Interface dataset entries
════
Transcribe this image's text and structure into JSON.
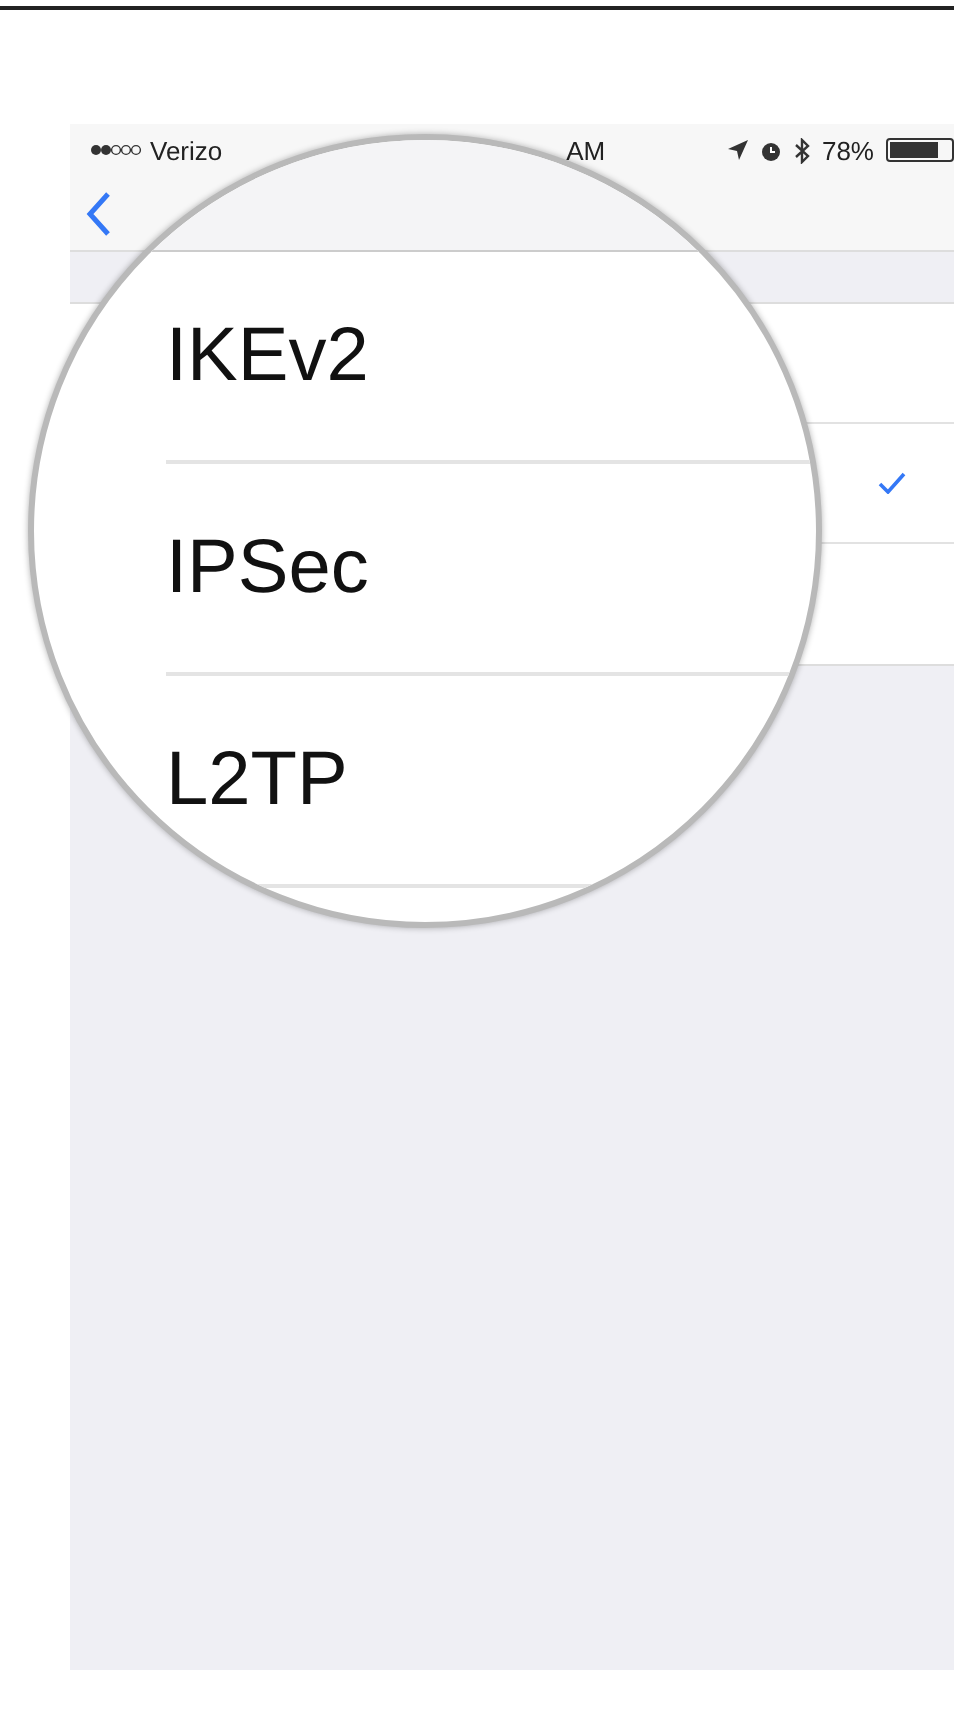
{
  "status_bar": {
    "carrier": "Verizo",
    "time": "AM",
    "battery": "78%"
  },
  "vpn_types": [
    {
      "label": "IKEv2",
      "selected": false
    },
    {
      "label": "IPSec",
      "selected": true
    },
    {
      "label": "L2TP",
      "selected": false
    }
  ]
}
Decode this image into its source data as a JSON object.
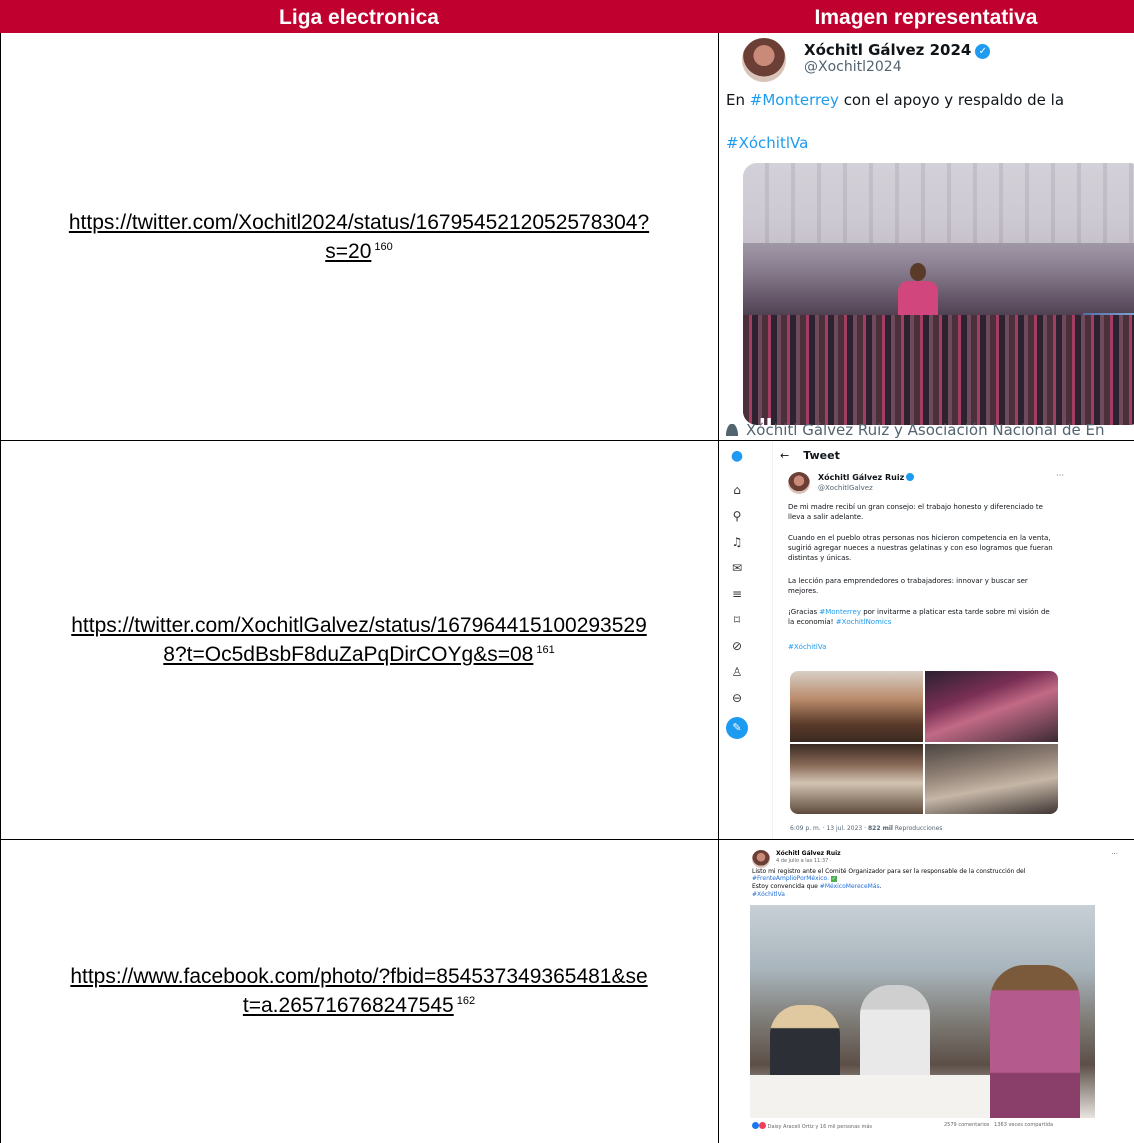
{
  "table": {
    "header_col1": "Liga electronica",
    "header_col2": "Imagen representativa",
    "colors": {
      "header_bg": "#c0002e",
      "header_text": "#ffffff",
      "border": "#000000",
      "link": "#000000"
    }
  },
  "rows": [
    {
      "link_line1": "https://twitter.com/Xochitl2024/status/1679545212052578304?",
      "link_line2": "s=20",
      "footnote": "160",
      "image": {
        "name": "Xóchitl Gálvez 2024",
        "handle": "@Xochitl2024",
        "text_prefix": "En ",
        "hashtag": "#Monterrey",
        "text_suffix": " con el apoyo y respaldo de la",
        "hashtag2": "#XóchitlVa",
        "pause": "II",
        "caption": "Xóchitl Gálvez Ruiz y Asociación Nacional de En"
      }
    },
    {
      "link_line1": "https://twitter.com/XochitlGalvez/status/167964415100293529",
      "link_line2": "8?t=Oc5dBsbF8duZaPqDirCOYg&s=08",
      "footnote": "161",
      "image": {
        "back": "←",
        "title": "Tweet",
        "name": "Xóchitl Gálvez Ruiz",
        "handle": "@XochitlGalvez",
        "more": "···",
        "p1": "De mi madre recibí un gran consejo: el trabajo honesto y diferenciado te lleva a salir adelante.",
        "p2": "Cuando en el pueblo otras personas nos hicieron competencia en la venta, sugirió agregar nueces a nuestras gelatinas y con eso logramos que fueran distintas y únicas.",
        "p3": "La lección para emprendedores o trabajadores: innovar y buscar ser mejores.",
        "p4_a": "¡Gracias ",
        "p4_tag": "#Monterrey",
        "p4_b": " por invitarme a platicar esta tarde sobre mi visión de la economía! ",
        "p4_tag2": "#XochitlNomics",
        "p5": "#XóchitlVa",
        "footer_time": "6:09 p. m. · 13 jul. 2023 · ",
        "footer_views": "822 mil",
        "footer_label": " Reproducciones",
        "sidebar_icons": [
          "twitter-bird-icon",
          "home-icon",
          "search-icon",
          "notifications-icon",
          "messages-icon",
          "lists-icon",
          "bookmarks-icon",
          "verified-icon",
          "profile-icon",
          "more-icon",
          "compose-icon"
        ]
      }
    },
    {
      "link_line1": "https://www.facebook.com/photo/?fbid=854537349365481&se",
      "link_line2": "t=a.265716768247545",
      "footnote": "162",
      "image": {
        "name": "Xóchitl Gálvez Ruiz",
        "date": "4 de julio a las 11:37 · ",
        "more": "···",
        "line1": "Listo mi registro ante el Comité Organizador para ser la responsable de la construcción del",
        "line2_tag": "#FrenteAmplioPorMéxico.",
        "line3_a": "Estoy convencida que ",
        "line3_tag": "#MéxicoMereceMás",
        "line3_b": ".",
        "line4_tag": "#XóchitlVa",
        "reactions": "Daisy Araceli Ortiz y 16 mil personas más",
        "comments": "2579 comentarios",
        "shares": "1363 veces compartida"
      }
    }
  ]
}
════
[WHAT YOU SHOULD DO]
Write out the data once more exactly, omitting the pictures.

[RESULT OF THE TASK]
Transcribe this image's text and structure into JSON.
{
  "status_bar": {
    "carrier": "Verizo",
    "time": "AM",
    "battery": "78%"
  },
  "vpn_types": [
    {
      "label": "IKEv2",
      "selected": false
    },
    {
      "label": "IPSec",
      "selected": true
    },
    {
      "label": "L2TP",
      "selected": false
    }
  ]
}
Decode this image into its source data as a JSON object.
{
  "table": {
    "header_col1": "Liga electronica",
    "header_col2": "Imagen representativa",
    "colors": {
      "header_bg": "#c0002e",
      "header_text": "#ffffff",
      "border": "#000000",
      "link": "#000000"
    }
  },
  "rows": [
    {
      "link_line1": "https://twitter.com/Xochitl2024/status/1679545212052578304?",
      "link_line2": "s=20",
      "footnote": "160",
      "image": {
        "name": "Xóchitl Gálvez 2024",
        "handle": "@Xochitl2024",
        "text_prefix": "En ",
        "hashtag": "#Monterrey",
        "text_suffix": " con el apoyo y respaldo de la",
        "hashtag2": "#XóchitlVa",
        "pause": "II",
        "caption": "Xóchitl Gálvez Ruiz y Asociación Nacional de En"
      }
    },
    {
      "link_line1": "https://twitter.com/XochitlGalvez/status/167964415100293529",
      "link_line2": "8?t=Oc5dBsbF8duZaPqDirCOYg&s=08",
      "footnote": "161",
      "image": {
        "back": "←",
        "title": "Tweet",
        "name": "Xóchitl Gálvez Ruiz",
        "handle": "@XochitlGalvez",
        "more": "···",
        "p1": "De mi madre recibí un gran consejo: el trabajo honesto y diferenciado te lleva a salir adelante.",
        "p2": "Cuando en el pueblo otras personas nos hicieron competencia en la venta, sugirió agregar nueces a nuestras gelatinas y con eso logramos que fueran distintas y únicas.",
        "p3": "La lección para emprendedores o trabajadores: innovar y buscar ser mejores.",
        "p4_a": "¡Gracias ",
        "p4_tag": "#Monterrey",
        "p4_b": " por invitarme a platicar esta tarde sobre mi visión de la economía! ",
        "p4_tag2": "#XochitlNomics",
        "p5": "#XóchitlVa",
        "footer_time": "6:09 p. m. · 13 jul. 2023 · ",
        "footer_views": "822 mil",
        "footer_label": " Reproducciones",
        "sidebar_icons": [
          "twitter-bird-icon",
          "home-icon",
          "search-icon",
          "notifications-icon",
          "messages-icon",
          "lists-icon",
          "bookmarks-icon",
          "verified-icon",
          "profile-icon",
          "more-icon",
          "compose-icon"
        ]
      }
    },
    {
      "link_line1": "https://www.facebook.com/photo/?fbid=854537349365481&se",
      "link_line2": "t=a.265716768247545",
      "footnote": "162",
      "image": {
        "name": "Xóchitl Gálvez Ruiz",
        "date": "4 de julio a las 11:37 · ",
        "more": "···",
        "line1": "Listo mi registro ante el Comité Organizador para ser la responsable de la construcción del",
        "line2_tag": "#FrenteAmplioPorMéxico.",
        "line3_a": "Estoy convencida que ",
        "line3_tag": "#MéxicoMereceMás",
        "line3_b": ".",
        "line4_tag": "#XóchitlVa",
        "reactions": "Daisy Araceli Ortiz y 16 mil personas más",
        "comments": "2579 comentarios",
        "shares": "1363 veces compartida"
      }
    }
  ]
}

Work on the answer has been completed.